|Image by Red Letter Media|
I'm going to resist that kind of scope creep and instead focus on one movie that left a deep impression on Star Wars--for good and ill. That film is Orson Welles' 1941 magnum opus Citizen Kane.
For those who haven't seen Kane, I highly recommend that you watch it. Even if you already know what "Rosebud" means, the movie is a brilliantly told character study in which Welles leads us on a journey that's far more than a mere setup for a plot twist. And contrary to most people's expectations for a 1940s drama, it features groundbreaking photography and special effects--another likeness to Star Wars.
At its heart, Citizen Kane is a haunting cautionary tale against drinking your own Kool-Aid; a warning about how idealism tainted by arrogance can ultimately cost you everything.
That synopsis alone probably gives you an idea of how Welles influenced Lucas. Let's explore the stories' similarities in depth.
Anakin Skywalker is clearly patterned after Charles Foster Kane.
|Darth Vader would be right at home on that balcony.|
Birthplace: Charlie Kane was born in Colorado while it was still a frontier territory and technically part of the American Wild West. Anakin Skywalker hails from the planet of Tatooine in the Outer Rim Territories. This world on the fringes of the Galactic Republic/Empire has much in common with cinematic western settings, including its desert geography, sometimes hostile natives, and barroom shootouts.
Parental Relationships: Kane suffered a traumatic separation from his family when his mother placed him under the guardianship of a New York banker at the age of eight. Anakin is only a year older when he leaves his mother to begin his Jedi training on the city-planet of Coruscant. Both men develop severe separation anxiety that will dominate their destinies for the rest of their lives.

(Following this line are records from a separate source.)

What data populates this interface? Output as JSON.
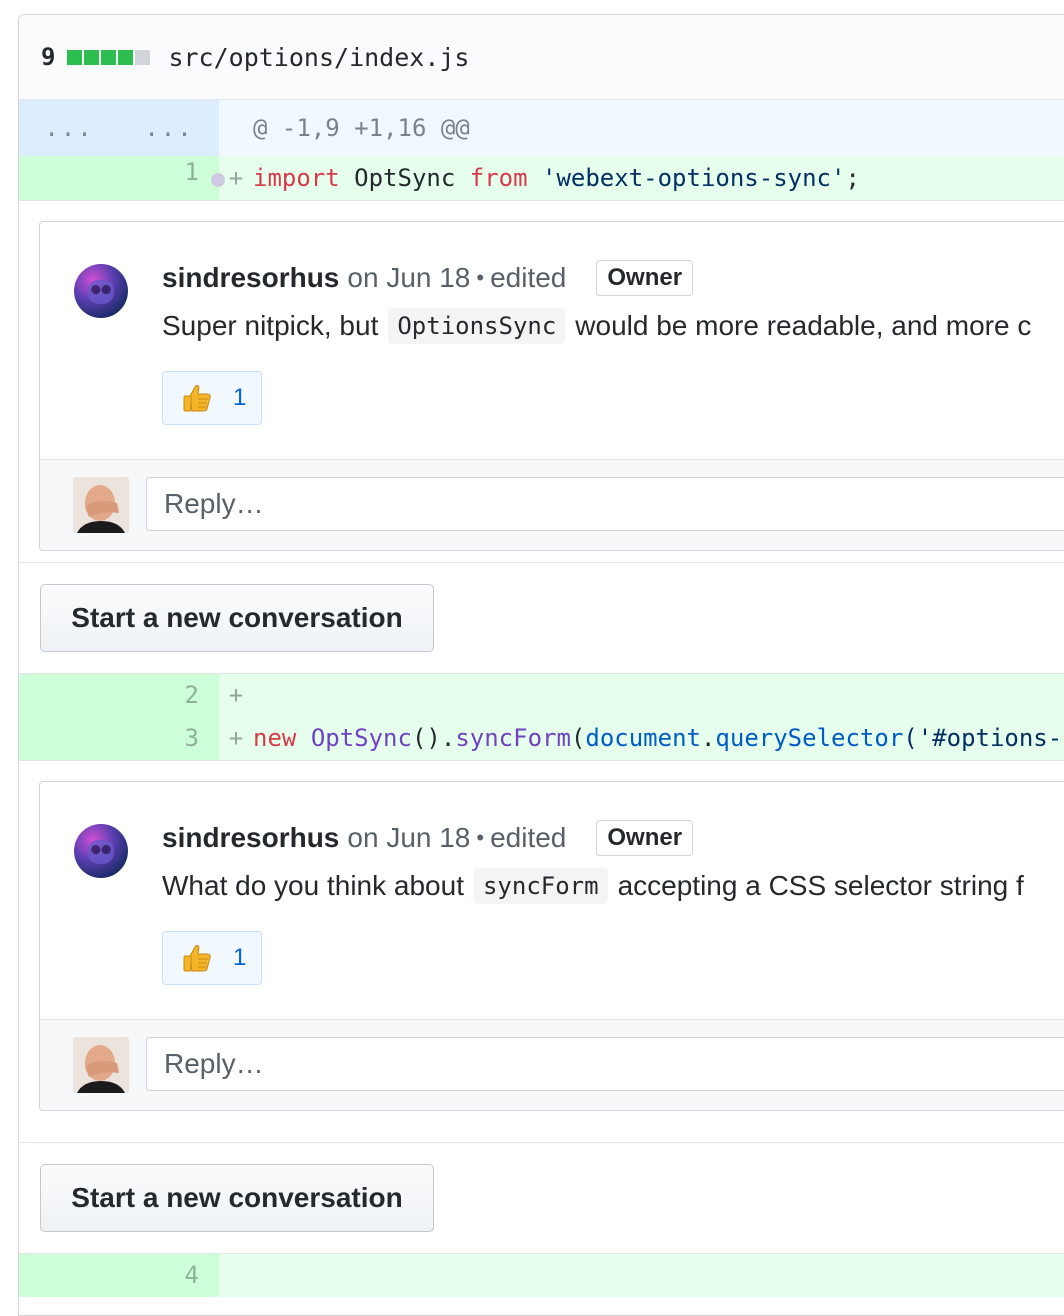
{
  "file": {
    "diffstat_count": "9",
    "diffstat_blocks": [
      "#2cbe4e",
      "#2cbe4e",
      "#2cbe4e",
      "#2cbe4e",
      "#d1d5da"
    ],
    "name": "src/options/index.js"
  },
  "hunk": {
    "old_marker": "...",
    "new_marker": "...",
    "header": "@ -1,9 +1,16 @@"
  },
  "lines": {
    "line1": {
      "num": "1",
      "tokens": [
        "import",
        " OptSync ",
        "from",
        " ",
        "'webext-options-sync'",
        ";"
      ]
    },
    "line2": {
      "num": "2"
    },
    "line3": {
      "num": "3",
      "tokens": [
        "new",
        " ",
        "OptSync",
        "().",
        "syncForm",
        "(",
        "document",
        ".",
        "querySelector",
        "('#options-"
      ]
    },
    "line4": {
      "num": "4"
    }
  },
  "plus_sign": "+",
  "comments": [
    {
      "author": "sindresorhus",
      "meta": "on Jun 18",
      "edited": "edited",
      "badge": "Owner",
      "text_before": "Super nitpick, but",
      "code": "OptionsSync",
      "text_after": "would be more readable, and more c",
      "reaction_count": "1",
      "reply_placeholder": "Reply…"
    },
    {
      "author": "sindresorhus",
      "meta": "on Jun 18",
      "edited": "edited",
      "badge": "Owner",
      "text_before": "What do you think about",
      "code": "syncForm",
      "text_after": "accepting a CSS selector string f",
      "reaction_count": "1",
      "reply_placeholder": "Reply…"
    }
  ],
  "conversation_button": "Start a new conversation",
  "colors": {
    "addition_bg": "#e6ffed",
    "addition_gutter": "#cdffd8",
    "hunk_bg": "#f1f8ff",
    "keyword": "#d73a49",
    "string": "#032f62",
    "function": "#6f42c1",
    "constant": "#005cc5",
    "link": "#0366d6"
  }
}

Idealism: Obi-Wan Kenobi comes right out and calls Anakin an idealist, and in context implies that this idealism contributed to Anakin's downfall. Kane's first act as a newspaper owner is to publish a declaration of principles which he states will govern how he treats his readers. (As a writer, I find Kane's almost immediate abandonment of this promise as personally distasteful--if not as downright evil--as any of Vader's sins.)
Corruption: Anakin's transformation into Darth Vader reflects his philosophical transformation from an idealist to an ideologue (or cultist). The dream of ultimate order and peace for the good of all becomes an absolute to which all supposedly lesser goods--including, eventually, people's lives--can and must be sacrificed.
Kane's fall is subtler and less spectacular than Anakin's, but in a way it is even more reprehensible. Vader's stated goal of universal peace through law and order is quite noble (and it's consistent with his character--the guy is, after all, a space cop). Kane's ruthless pursuit of love on his own terms is purely self-serving, and he willingly uses his readership, his family, and the electorate as mere tools in his doomed bids to get it.
Death: both characters' stories end with their deaths. But before they die, both men are reduced to crippled shadows of their past glory, isolated from the rest of humanity and stripped of the dreams they so desperately chased by their own evil choices.
Here we find a key difference. Kane's story is an unmitigated tragedy. Though he clearly comes to regret his loss of innocence, he never expresses remorse for the harm he's caused. Anakin's life ends with his redemption, as he rejects and triumphs over the hate that had dominated him for so long.
Of course, Anakin's salvation was only accomplished through his son's intervention. (Theologically loaded terms? You bet, but that's a subject for yet another Star Wars influences post.) In light of Luke's redemptive role, Welles' decision to kill off Kane's son rather early in the film takes on interesting implications.
Lucas dropped the ball.
Considering that the saga of Darth Vader is, in the final analysis, a redemption story (and thus potentially far more powerful than a pure tragedy), Star Wars had a rare chance to do in the science fiction genre what Citizen Kane did in drama--only better. There are brilliant glimpses of this potential in the original trilogy, which not coincidentally often joins Citizen Kane on lists of the best movies ever made.
Darth Vader's death and redemption were handled flawlessly. It fell to the prequels to chronicle the character's origin and fall in a way that reinforced his tragic yet sympathetic arc. Unfortunately, George Lucas' impatience with characterization and dialog got the better of him. Watch Red Letter Media's in-depth deconstruction of Episode III for more details.
From their humble beginnings to the early childhood traumas that set them on the path to the Dark Side, Anakin Skywalker and Charles Foster Kane have much in common. Orson Welles' superior writing and directing makes Kane's the better told story overall, but there's really no shame in finishing behind Citizen Kane.